Fat Tony and his cronies take a liking to Bart after he picks a winning horse, in a race filled with horses named after cartoon catchphrases (‘ain’t I a stinker?’, ‘That’s all folks’, and of course, ‘Eat my shorts’ and ‘Don’t have a cow’). He’s hired as a part-time lackey, mixing the gangsters Manhattans and cleaning up after them. What’s amazing is the similarity of this plot to Goodfellas, despite this episode being conceived BEFORE that movie came out. I’ll just chalk it up to a Simpsons miracle, because there’s no rational explanation of this beyond the genius of this creative team.
Bart eventually becomes such an important piece of the organization that Fat Tony is deeply troubled when he shows up late for work one afternoon. Bart tells him that Skinner kept him after school, and Tony ominously says he’ll take care of the principal, and his gang shows up at Skinner’s office in what seemed like the end for Seymour. The evidence against Tony mounts when Skinner goes missing, and Chief Wiggum shows up to bust the crew. Despite Tony’s talent at playing dumb (“what’s murder?”), everyone, including Bart, is dragged in for trial.

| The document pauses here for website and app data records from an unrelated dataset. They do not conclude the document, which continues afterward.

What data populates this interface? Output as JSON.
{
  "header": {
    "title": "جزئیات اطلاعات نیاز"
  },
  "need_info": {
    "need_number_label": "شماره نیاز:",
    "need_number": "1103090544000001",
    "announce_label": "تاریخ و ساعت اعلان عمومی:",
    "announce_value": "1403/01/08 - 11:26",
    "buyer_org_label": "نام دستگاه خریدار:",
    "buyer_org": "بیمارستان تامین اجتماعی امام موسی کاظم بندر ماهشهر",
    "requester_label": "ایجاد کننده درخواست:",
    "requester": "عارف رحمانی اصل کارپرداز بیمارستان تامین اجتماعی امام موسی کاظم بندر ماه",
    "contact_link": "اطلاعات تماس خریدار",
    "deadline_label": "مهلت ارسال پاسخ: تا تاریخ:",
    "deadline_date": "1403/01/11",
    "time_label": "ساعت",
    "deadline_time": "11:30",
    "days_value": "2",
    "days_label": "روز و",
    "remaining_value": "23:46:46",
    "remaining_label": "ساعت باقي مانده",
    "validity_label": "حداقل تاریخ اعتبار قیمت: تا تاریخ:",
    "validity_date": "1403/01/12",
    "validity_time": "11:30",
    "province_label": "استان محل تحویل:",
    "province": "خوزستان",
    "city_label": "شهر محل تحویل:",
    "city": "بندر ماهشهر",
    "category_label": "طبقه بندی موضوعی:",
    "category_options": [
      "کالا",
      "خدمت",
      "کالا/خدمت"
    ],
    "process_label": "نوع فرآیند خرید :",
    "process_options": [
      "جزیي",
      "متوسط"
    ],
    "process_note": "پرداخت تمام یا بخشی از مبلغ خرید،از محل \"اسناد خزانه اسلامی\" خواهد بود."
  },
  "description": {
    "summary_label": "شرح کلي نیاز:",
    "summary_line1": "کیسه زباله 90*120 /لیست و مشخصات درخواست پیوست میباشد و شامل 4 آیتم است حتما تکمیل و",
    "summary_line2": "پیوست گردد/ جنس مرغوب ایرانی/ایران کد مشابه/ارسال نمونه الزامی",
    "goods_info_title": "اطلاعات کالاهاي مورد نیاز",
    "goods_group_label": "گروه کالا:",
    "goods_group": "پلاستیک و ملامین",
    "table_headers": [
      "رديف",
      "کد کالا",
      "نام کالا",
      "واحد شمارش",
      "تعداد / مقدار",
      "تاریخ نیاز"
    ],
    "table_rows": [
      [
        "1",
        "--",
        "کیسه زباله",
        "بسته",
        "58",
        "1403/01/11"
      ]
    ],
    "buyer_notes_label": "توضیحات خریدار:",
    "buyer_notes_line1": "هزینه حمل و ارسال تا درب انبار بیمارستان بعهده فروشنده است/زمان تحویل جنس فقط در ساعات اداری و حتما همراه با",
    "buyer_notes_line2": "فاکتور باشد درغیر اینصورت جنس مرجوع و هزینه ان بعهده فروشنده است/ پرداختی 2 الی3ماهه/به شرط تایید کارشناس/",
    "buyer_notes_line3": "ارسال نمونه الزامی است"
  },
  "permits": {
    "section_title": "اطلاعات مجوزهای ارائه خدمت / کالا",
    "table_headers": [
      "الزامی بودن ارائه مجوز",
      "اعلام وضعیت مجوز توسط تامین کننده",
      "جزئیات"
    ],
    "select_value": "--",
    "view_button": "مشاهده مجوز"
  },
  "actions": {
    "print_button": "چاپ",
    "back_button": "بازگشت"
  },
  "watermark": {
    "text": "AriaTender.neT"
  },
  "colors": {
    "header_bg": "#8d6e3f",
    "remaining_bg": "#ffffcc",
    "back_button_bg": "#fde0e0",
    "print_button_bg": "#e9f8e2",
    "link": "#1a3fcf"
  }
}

The trial is a pretty marvelous scene, and one of the best third acts I’ve seen the show do so far. From Lionel Hutz’s schtick to Tony’s declaration that Bart is the kingpin, it’s all solid gold. There are tons of tiny gags, like the newspaper cartoon of Bart as an octopus strangling Springfield, and it’s a nonstop barrage of jokes until Skinner himself bursts into the courtroom. Skinner’s story may be one of the greatest reversals in TV history, and it’s definitely one of his greatest moments as a character. He fell under a stack of newspapers after meeting with Tony, and was trapped for over a week, even though he screamed for help each time the police raided his house. His MacGyver escape involving a vacuum cleaner makes the story even more ludicrous, but it’s all somehow believable in the insane context this episode has developed.
Bart is proven innocent, and Tony and his gang live to scheme another day. They’ll be seen many more times (thank goodness), and this episode is a tremendous introduction to the seedy criminal underbelly of Springfield. The confidently loose structure of this one is something I hope to see a lot of in these coming seasons, and it’s proving how deft the writers were at their job by this point. Season 3 is the beginning of this group at their creative peaks, and it’s truly wonderful to behold.